Actually, our Saviour’s own life is comprised within this mystery. The mystery of His incarnation, the mystery of His death on the Cross and His resurrection – all speak of the fact that He is being given to us. He is “the Son, and given to us,” as we shall sing on the eve of the Nativity of Christ. And He, given to us and having come to us from the Heavenly Father, gives Himself back to the Father, offers Himself to the Father, and through Himself offers Him our entire life, in order for His new life – the life of the resurrected Christ – to become our new life, so that we would become conscious of this blessing, this gift which God gives to us. St. Gregory the Theologian says: “When we offer thanks to God, we become dear to Him.” Such is the mystery of thanksgiving which we must ponder and study throughout our entire life.
Those lepers in the Gospel had sufficient faith to be healed of leprosy. But only one of them had sufficient faith to be healed of death, because until we are healed of the leprosy of sin, which is called death, our healing has no meaning and can even turn into misfortune for us.

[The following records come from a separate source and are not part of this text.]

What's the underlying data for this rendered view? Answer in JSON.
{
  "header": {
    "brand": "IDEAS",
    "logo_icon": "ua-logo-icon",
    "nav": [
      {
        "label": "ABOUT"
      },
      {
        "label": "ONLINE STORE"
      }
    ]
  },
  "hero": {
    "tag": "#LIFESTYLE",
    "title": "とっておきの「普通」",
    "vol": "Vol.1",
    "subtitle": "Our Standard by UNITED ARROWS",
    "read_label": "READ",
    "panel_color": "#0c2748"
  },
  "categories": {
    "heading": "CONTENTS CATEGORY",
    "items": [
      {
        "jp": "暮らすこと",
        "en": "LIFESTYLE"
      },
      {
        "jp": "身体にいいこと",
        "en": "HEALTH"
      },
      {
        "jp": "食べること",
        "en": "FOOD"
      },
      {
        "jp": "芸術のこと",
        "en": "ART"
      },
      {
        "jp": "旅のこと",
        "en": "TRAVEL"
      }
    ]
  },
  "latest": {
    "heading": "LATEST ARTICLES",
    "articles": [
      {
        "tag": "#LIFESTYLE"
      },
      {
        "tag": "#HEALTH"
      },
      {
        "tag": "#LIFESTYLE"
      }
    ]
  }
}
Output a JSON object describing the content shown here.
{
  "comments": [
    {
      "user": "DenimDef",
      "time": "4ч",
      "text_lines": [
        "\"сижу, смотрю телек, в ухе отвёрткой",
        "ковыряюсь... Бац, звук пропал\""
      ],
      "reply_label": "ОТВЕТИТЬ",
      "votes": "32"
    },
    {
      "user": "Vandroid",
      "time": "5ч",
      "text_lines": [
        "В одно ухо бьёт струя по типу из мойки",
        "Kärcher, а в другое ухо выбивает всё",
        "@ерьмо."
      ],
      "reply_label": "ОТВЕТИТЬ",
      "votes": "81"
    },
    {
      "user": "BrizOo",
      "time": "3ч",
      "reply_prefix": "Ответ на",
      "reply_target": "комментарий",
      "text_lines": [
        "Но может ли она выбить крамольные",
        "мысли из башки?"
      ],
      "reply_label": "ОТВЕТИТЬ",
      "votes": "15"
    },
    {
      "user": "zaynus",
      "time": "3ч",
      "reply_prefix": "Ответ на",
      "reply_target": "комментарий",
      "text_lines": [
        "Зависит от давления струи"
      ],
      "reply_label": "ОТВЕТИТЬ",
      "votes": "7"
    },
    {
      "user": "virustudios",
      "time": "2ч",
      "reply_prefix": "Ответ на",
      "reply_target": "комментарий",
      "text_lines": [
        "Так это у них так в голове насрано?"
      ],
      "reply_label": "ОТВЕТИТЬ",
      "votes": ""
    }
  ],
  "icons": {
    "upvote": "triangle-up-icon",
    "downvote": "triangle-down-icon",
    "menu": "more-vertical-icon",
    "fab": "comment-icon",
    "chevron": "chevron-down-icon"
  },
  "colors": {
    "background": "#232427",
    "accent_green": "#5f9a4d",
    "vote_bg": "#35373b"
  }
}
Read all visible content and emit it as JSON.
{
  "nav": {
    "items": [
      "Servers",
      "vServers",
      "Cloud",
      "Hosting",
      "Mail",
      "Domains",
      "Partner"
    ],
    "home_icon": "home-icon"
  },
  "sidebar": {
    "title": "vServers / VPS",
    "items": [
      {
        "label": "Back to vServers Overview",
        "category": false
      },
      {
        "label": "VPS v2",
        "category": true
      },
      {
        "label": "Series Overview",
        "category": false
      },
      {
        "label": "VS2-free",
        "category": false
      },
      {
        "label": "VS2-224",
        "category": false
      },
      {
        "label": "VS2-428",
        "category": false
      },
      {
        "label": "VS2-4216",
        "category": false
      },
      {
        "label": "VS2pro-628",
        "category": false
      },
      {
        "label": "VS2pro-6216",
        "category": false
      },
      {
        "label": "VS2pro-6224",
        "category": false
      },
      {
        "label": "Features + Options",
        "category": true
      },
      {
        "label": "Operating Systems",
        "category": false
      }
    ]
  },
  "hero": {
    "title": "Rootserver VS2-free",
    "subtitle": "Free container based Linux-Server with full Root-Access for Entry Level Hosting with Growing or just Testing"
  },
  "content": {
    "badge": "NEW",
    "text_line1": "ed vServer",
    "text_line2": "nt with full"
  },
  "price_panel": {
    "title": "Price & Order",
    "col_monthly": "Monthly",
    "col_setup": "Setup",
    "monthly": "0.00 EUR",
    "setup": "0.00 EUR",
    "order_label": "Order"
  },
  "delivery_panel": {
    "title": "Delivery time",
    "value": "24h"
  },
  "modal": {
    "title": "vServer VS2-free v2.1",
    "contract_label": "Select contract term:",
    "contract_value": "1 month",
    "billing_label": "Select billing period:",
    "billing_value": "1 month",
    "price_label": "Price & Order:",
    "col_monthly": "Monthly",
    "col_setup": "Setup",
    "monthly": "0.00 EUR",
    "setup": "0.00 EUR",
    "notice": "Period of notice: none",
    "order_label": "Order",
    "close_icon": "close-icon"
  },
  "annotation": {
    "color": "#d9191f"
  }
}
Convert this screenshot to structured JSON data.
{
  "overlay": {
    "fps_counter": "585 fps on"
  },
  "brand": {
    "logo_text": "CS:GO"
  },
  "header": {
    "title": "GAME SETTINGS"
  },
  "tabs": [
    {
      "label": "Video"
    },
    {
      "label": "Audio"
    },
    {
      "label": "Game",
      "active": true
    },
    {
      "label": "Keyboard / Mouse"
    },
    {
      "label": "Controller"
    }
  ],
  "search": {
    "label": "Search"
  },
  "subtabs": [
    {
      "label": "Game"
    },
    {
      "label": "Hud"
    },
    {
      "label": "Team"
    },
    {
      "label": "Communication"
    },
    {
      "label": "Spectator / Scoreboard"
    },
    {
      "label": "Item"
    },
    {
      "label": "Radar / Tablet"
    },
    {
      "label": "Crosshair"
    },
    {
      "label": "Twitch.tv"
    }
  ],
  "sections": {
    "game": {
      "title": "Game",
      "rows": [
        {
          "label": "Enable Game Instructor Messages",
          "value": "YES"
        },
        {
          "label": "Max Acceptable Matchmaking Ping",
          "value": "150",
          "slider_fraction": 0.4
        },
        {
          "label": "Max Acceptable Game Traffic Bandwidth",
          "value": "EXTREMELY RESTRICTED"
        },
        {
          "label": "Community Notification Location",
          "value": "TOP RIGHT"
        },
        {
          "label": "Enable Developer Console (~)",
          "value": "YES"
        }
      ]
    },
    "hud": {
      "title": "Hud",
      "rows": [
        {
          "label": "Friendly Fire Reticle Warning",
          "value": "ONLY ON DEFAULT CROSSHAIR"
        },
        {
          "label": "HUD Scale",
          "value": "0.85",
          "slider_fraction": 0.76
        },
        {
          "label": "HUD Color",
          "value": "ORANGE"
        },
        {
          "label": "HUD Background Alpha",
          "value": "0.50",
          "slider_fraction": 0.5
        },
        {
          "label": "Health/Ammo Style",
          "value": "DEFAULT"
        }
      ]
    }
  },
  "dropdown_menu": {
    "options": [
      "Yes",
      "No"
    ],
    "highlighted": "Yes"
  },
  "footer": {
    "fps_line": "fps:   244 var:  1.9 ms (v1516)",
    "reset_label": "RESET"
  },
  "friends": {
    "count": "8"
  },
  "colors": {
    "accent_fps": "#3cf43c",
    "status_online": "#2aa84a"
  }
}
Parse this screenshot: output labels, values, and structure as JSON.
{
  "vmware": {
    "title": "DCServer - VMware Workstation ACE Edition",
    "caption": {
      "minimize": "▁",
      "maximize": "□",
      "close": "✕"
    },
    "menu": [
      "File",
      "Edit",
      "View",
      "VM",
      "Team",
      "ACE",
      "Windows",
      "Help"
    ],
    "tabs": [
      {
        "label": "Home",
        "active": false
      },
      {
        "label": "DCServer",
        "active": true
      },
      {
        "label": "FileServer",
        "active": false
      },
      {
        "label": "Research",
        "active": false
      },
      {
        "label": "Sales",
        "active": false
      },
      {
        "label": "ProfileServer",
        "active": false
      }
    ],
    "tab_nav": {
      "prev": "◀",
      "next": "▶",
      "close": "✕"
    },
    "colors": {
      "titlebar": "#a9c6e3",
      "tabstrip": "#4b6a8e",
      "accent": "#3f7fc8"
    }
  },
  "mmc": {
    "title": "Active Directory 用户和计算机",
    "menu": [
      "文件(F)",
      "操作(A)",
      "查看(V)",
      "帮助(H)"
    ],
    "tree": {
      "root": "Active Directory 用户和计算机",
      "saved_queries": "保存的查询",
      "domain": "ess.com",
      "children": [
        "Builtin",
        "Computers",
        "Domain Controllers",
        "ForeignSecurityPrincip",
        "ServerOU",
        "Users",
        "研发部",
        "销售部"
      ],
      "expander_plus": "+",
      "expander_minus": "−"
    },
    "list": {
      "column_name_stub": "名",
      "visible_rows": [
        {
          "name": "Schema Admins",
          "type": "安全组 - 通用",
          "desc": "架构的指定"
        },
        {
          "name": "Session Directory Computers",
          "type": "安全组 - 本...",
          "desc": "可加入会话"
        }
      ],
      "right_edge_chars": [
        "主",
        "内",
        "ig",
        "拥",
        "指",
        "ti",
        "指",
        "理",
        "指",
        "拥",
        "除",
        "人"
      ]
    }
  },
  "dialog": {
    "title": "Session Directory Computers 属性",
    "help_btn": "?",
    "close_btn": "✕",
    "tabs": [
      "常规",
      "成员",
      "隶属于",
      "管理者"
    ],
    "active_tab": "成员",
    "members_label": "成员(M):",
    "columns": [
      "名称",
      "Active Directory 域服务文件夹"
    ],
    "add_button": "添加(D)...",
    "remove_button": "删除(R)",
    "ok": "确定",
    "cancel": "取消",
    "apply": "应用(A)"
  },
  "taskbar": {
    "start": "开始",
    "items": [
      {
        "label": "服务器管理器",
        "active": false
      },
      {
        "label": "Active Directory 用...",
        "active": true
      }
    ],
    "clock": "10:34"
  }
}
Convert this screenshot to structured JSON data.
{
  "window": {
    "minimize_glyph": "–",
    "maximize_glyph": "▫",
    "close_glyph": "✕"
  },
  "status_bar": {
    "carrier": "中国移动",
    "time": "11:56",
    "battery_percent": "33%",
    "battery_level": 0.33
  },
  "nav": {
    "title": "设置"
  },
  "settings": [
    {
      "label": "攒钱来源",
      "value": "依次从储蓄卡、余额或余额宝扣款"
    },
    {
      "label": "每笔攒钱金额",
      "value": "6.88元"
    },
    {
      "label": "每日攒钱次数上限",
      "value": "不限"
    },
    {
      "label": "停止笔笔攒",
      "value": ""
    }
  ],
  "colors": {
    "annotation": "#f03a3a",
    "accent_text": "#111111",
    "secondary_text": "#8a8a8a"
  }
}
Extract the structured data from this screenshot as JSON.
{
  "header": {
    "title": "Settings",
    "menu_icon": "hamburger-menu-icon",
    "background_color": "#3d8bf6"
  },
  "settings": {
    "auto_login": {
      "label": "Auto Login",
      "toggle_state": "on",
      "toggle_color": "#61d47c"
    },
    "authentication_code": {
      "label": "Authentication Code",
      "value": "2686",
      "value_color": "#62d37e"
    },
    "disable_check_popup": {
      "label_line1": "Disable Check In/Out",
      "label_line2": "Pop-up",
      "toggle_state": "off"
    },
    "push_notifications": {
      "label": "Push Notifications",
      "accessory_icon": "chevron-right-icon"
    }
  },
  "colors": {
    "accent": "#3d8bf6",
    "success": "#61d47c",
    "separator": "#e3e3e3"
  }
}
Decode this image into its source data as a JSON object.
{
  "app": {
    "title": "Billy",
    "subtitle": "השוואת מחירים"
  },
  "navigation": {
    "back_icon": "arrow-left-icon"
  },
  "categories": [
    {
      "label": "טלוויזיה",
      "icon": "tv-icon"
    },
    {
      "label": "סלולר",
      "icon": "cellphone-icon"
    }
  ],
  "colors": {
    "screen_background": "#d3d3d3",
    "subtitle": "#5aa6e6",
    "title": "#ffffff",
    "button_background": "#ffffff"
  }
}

How are we healed of the mortal illness which ails all of us? It happens only when we learn to give thanks to God. Nine people were healed, but only one was saved. And he was saved only because he recognized the nature of God, – he recognized that God is love. He learned that this love constitutes perfect and incorruptible life, which vanquishes not only the leprosy of all sins, but vanquishes death itself.
It is revealed to us that God is love, that God is generosity, and that these two qualities are overwhelming in Him. And until we recognize the love which God, Who becomes man, brings down to earth, we cannot properly thank God for all the sorrows which He sends us.
May God grant us the wisdom during this lent and throughout our entire life to learn to thank God in our prayers for everything that happens to us, to accept everything as coming from His hands, no matter how bitter or unendurable it may seem to us. And may God grant us the wisdom to understand that the significance of Christ’s Nativity lies in the great mystery of God becoming man. He – the invisible God – becomes visible in others: initially in His own human incarnation and afterwards, having achieved the salvation of all men, having arisen from the dead and gloriously ascended into heaven, He continues to be present in all people. He says to us: “All that you do unto others, you do unto Me.” Thus, when we learn to thank other people, we simultaneously learn to thank God. At that point we draw near to God, from Whom we have been separated by the terrible leprosy of our sins.
May God grant us to participate in the new and incorruptible life, and to recognize the love of Christ in the commandment which instructs us to love God with all our heart, all our thoughts, all our strength, to draw near to the Lord and to learn to love others as we do ourselves. However, we will be able to draw near to the Lord and our neighbors only when we study and master the mystery of thanksgiving. Amen.